PROBLEM DESCRIPTION: Tell me how many lines in the data include "General", and keep the reply to that number.

(Excerpts from an interface dataset)

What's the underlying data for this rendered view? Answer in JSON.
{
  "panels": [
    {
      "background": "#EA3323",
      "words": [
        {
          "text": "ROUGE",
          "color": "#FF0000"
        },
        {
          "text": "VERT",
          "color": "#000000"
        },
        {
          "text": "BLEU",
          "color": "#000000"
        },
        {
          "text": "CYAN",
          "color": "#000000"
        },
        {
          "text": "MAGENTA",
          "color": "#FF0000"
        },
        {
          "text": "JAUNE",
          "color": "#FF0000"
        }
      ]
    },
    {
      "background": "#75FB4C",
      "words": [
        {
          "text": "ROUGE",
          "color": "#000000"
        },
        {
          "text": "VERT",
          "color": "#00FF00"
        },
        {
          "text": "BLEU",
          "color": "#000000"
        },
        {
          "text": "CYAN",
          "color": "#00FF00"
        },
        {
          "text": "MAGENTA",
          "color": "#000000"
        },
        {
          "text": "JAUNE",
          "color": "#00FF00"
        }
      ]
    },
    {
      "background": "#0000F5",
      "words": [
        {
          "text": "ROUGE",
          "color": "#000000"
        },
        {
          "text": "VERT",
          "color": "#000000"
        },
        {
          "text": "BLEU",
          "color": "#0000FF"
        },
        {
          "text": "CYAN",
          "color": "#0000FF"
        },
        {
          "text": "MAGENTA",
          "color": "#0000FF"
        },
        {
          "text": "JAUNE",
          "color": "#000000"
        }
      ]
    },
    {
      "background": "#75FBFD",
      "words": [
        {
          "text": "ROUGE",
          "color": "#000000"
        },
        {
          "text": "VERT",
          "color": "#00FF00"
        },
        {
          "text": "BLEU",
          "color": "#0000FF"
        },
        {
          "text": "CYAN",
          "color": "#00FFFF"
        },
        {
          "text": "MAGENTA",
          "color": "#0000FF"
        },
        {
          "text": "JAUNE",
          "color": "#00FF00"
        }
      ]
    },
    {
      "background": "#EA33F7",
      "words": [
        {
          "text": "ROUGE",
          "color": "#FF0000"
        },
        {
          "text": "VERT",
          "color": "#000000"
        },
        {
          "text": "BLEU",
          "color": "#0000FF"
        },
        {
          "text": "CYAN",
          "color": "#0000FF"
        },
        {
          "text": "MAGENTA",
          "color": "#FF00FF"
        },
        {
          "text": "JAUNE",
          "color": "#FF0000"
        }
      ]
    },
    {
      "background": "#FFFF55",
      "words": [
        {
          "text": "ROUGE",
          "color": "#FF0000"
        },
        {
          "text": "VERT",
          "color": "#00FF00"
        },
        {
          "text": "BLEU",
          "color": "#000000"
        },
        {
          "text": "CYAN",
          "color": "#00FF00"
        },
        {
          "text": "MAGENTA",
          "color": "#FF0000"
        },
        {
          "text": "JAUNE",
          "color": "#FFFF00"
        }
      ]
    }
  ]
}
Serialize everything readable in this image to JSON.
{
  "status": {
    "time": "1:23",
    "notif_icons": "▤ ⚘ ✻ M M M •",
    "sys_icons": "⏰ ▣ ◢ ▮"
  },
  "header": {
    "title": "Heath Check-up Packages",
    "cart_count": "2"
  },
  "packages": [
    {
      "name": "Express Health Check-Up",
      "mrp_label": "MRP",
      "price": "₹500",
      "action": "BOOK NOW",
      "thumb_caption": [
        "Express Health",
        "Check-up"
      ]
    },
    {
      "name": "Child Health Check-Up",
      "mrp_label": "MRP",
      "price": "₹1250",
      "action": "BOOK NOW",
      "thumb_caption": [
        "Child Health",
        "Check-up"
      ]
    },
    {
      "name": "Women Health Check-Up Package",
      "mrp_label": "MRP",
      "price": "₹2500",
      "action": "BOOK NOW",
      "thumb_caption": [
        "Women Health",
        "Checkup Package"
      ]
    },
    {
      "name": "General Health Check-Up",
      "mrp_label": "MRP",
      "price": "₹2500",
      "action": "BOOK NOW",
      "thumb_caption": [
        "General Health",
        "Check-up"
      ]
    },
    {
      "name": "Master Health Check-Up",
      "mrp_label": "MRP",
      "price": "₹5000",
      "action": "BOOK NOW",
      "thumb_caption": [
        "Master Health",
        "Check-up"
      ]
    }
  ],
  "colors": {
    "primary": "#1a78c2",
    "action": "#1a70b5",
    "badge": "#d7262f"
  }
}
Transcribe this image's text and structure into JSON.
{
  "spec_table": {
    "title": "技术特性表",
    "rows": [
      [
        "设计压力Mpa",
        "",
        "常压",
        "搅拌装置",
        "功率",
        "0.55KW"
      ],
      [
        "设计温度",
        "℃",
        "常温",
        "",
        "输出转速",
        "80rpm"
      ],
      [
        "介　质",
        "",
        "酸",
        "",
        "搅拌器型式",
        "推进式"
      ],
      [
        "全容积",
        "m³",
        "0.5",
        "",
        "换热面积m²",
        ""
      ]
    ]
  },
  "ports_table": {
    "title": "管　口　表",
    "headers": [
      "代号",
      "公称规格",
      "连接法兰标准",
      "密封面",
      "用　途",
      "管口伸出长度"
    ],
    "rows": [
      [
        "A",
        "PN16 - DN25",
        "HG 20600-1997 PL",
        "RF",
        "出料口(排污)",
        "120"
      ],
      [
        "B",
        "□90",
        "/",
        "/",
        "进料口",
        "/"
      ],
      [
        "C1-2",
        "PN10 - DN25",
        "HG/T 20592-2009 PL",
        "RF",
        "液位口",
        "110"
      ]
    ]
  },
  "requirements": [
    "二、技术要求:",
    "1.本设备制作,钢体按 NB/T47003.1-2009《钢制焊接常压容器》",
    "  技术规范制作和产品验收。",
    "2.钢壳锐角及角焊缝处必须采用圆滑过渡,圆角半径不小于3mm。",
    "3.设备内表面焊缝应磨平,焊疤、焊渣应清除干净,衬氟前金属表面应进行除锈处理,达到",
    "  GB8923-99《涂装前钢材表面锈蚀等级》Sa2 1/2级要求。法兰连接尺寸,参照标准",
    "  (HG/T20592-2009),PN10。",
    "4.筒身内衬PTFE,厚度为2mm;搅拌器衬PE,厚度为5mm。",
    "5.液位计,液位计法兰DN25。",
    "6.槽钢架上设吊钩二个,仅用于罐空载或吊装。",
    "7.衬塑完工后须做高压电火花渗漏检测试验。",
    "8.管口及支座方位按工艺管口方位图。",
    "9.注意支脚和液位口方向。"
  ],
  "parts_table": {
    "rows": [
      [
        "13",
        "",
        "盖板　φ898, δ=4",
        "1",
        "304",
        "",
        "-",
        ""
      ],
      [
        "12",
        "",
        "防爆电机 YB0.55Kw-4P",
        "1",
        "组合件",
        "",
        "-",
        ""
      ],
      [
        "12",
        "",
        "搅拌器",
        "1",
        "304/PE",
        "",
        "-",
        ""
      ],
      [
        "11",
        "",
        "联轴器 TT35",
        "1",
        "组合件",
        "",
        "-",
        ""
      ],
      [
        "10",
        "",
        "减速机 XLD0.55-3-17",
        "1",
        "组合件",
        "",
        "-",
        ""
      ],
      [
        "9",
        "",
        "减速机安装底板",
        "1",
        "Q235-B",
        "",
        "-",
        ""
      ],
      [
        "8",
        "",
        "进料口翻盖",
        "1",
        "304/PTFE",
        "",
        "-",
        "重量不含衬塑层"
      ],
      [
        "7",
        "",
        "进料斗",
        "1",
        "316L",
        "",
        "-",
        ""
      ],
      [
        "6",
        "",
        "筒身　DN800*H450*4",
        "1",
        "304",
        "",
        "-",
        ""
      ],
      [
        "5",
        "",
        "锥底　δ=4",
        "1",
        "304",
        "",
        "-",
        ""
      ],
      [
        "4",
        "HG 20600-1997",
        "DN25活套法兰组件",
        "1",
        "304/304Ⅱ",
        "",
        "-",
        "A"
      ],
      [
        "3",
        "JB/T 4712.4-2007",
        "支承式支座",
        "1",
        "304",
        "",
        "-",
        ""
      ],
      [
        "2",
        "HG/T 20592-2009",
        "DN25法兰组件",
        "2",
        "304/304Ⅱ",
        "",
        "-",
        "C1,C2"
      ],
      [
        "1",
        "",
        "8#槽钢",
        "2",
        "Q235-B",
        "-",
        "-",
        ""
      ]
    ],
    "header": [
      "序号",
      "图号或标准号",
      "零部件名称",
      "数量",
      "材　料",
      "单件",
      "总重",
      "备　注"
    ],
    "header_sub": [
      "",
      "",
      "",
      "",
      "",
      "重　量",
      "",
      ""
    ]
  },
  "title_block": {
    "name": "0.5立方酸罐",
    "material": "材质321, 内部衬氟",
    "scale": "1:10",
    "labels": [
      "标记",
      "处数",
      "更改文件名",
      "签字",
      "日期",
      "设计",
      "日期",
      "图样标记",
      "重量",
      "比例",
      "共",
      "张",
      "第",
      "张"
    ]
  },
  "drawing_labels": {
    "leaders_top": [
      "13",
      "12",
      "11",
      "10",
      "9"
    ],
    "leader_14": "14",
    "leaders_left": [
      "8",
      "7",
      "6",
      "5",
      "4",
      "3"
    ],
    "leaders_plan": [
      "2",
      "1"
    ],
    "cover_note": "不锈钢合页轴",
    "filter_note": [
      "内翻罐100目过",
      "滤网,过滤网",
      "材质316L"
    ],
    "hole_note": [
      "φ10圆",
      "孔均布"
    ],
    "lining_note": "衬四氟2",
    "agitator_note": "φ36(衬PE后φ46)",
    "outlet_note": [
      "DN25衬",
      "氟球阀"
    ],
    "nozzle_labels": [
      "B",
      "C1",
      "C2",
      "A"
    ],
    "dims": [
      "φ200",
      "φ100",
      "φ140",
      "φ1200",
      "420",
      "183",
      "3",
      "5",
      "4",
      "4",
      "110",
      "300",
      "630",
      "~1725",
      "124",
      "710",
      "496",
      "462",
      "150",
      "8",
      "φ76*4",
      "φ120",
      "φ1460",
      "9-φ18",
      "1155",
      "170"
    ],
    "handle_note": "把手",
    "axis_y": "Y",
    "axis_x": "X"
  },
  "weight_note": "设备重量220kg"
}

RESPONSE TO THIS TASK: 2